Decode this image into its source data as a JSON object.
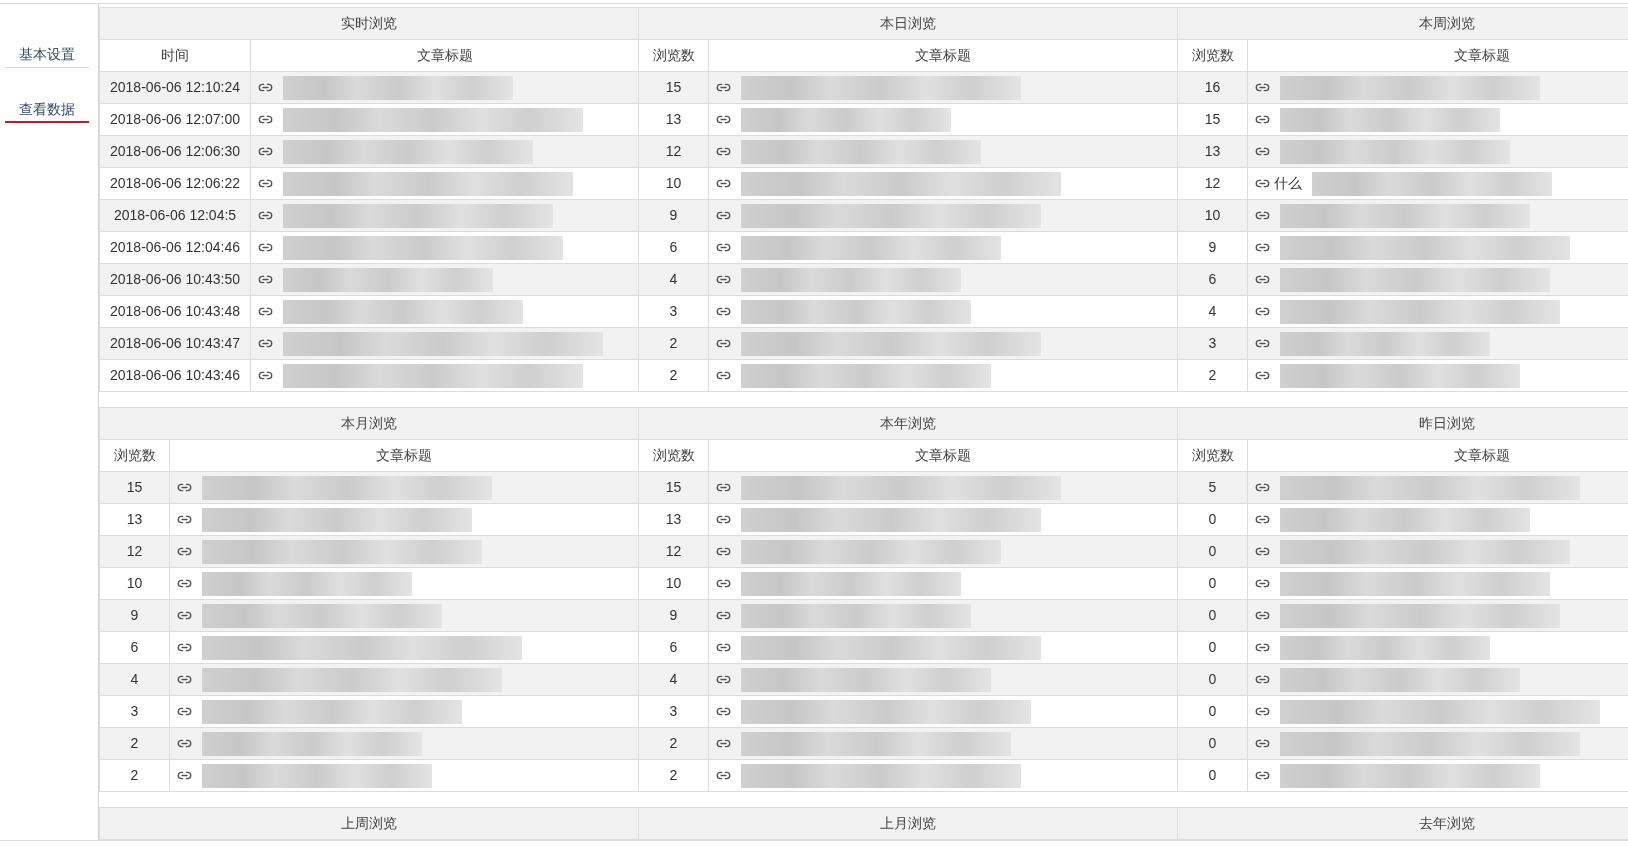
{
  "sidebar": {
    "items": [
      {
        "label": "基本设置",
        "selected": false
      },
      {
        "label": "查看数据",
        "selected": true
      }
    ]
  },
  "blocks": [
    {
      "panels": [
        {
          "title": "实时浏览",
          "kind": "recent",
          "columns": [
            "时间",
            "文章标题"
          ],
          "rows": [
            {
              "value": "2018-06-06 12:10:24"
            },
            {
              "value": "2018-06-06 12:07:00"
            },
            {
              "value": "2018-06-06 12:06:30"
            },
            {
              "value": "2018-06-06 12:06:22"
            },
            {
              "value": "2018-06-06 12:04:5"
            },
            {
              "value": "2018-06-06 12:04:46"
            },
            {
              "value": "2018-06-06 10:43:50"
            },
            {
              "value": "2018-06-06 10:43:48"
            },
            {
              "value": "2018-06-06 10:43:47"
            },
            {
              "value": "2018-06-06 10:43:46"
            }
          ]
        },
        {
          "title": "本日浏览",
          "kind": "count",
          "columns": [
            "浏览数",
            "文章标题"
          ],
          "rows": [
            {
              "value": "15"
            },
            {
              "value": "13"
            },
            {
              "value": "12"
            },
            {
              "value": "10"
            },
            {
              "value": "9"
            },
            {
              "value": "6"
            },
            {
              "value": "4"
            },
            {
              "value": "3"
            },
            {
              "value": "2"
            },
            {
              "value": "2"
            }
          ]
        },
        {
          "title": "本周浏览",
          "kind": "count",
          "columns": [
            "浏览数",
            "文章标题"
          ],
          "rows": [
            {
              "value": "16"
            },
            {
              "value": "15"
            },
            {
              "value": "13"
            },
            {
              "value": "12",
              "title_fragment": "什么"
            },
            {
              "value": "10"
            },
            {
              "value": "9"
            },
            {
              "value": "6"
            },
            {
              "value": "4"
            },
            {
              "value": "3"
            },
            {
              "value": "2"
            }
          ]
        }
      ]
    },
    {
      "panels": [
        {
          "title": "本月浏览",
          "kind": "count",
          "columns": [
            "浏览数",
            "文章标题"
          ],
          "rows": [
            {
              "value": "15"
            },
            {
              "value": "13"
            },
            {
              "value": "12"
            },
            {
              "value": "10"
            },
            {
              "value": "9"
            },
            {
              "value": "6"
            },
            {
              "value": "4"
            },
            {
              "value": "3"
            },
            {
              "value": "2"
            },
            {
              "value": "2"
            }
          ]
        },
        {
          "title": "本年浏览",
          "kind": "count",
          "columns": [
            "浏览数",
            "文章标题"
          ],
          "rows": [
            {
              "value": "15"
            },
            {
              "value": "13"
            },
            {
              "value": "12"
            },
            {
              "value": "10"
            },
            {
              "value": "9"
            },
            {
              "value": "6"
            },
            {
              "value": "4"
            },
            {
              "value": "3"
            },
            {
              "value": "2"
            },
            {
              "value": "2"
            }
          ]
        },
        {
          "title": "昨日浏览",
          "kind": "count",
          "columns": [
            "浏览数",
            "文章标题"
          ],
          "rows": [
            {
              "value": "5"
            },
            {
              "value": "0"
            },
            {
              "value": "0"
            },
            {
              "value": "0"
            },
            {
              "value": "0"
            },
            {
              "value": "0"
            },
            {
              "value": "0"
            },
            {
              "value": "0"
            },
            {
              "value": "0"
            },
            {
              "value": "0"
            }
          ]
        }
      ]
    },
    {
      "panels": [
        {
          "title": "上周浏览",
          "kind": "count"
        },
        {
          "title": "上月浏览",
          "kind": "count"
        },
        {
          "title": "去年浏览",
          "kind": "count"
        }
      ]
    }
  ]
}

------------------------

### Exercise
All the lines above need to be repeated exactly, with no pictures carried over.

### Written response
Decode this image into its source data as a JSON object.
{
  "sidebar": {
    "items": [
      {
        "label": "基本设置",
        "selected": false
      },
      {
        "label": "查看数据",
        "selected": true
      }
    ]
  },
  "blocks": [
    {
      "panels": [
        {
          "title": "实时浏览",
          "kind": "recent",
          "columns": [
            "时间",
            "文章标题"
          ],
          "rows": [
            {
              "value": "2018-06-06 12:10:24"
            },
            {
              "value": "2018-06-06 12:07:00"
            },
            {
              "value": "2018-06-06 12:06:30"
            },
            {
              "value": "2018-06-06 12:06:22"
            },
            {
              "value": "2018-06-06 12:04:5"
            },
            {
              "value": "2018-06-06 12:04:46"
            },
            {
              "value": "2018-06-06 10:43:50"
            },
            {
              "value": "2018-06-06 10:43:48"
            },
            {
              "value": "2018-06-06 10:43:47"
            },
            {
              "value": "2018-06-06 10:43:46"
            }
          ]
        },
        {
          "title": "本日浏览",
          "kind": "count",
          "columns": [
            "浏览数",
            "文章标题"
          ],
          "rows": [
            {
              "value": "15"
            },
            {
              "value": "13"
            },
            {
              "value": "12"
            },
            {
              "value": "10"
            },
            {
              "value": "9"
            },
            {
              "value": "6"
            },
            {
              "value": "4"
            },
            {
              "value": "3"
            },
            {
              "value": "2"
            },
            {
              "value": "2"
            }
          ]
        },
        {
          "title": "本周浏览",
          "kind": "count",
          "columns": [
            "浏览数",
            "文章标题"
          ],
          "rows": [
            {
              "value": "16"
            },
            {
              "value": "15"
            },
            {
              "value": "13"
            },
            {
              "value": "12",
              "title_fragment": "什么"
            },
            {
              "value": "10"
            },
            {
              "value": "9"
            },
            {
              "value": "6"
            },
            {
              "value": "4"
            },
            {
              "value": "3"
            },
            {
              "value": "2"
            }
          ]
        }
      ]
    },
    {
      "panels": [
        {
          "title": "本月浏览",
          "kind": "count",
          "columns": [
            "浏览数",
            "文章标题"
          ],
          "rows": [
            {
              "value": "15"
            },
            {
              "value": "13"
            },
            {
              "value": "12"
            },
            {
              "value": "10"
            },
            {
              "value": "9"
            },
            {
              "value": "6"
            },
            {
              "value": "4"
            },
            {
              "value": "3"
            },
            {
              "value": "2"
            },
            {
              "value": "2"
            }
          ]
        },
        {
          "title": "本年浏览",
          "kind": "count",
          "columns": [
            "浏览数",
            "文章标题"
          ],
          "rows": [
            {
              "value": "15"
            },
            {
              "value": "13"
            },
            {
              "value": "12"
            },
            {
              "value": "10"
            },
            {
              "value": "9"
            },
            {
              "value": "6"
            },
            {
              "value": "4"
            },
            {
              "value": "3"
            },
            {
              "value": "2"
            },
            {
              "value": "2"
            }
          ]
        },
        {
          "title": "昨日浏览",
          "kind": "count",
          "columns": [
            "浏览数",
            "文章标题"
          ],
          "rows": [
            {
              "value": "5"
            },
            {
              "value": "0"
            },
            {
              "value": "0"
            },
            {
              "value": "0"
            },
            {
              "value": "0"
            },
            {
              "value": "0"
            },
            {
              "value": "0"
            },
            {
              "value": "0"
            },
            {
              "value": "0"
            },
            {
              "value": "0"
            }
          ]
        }
      ]
    },
    {
      "panels": [
        {
          "title": "上周浏览",
          "kind": "count"
        },
        {
          "title": "上月浏览",
          "kind": "count"
        },
        {
          "title": "去年浏览",
          "kind": "count"
        }
      ]
    }
  ]
}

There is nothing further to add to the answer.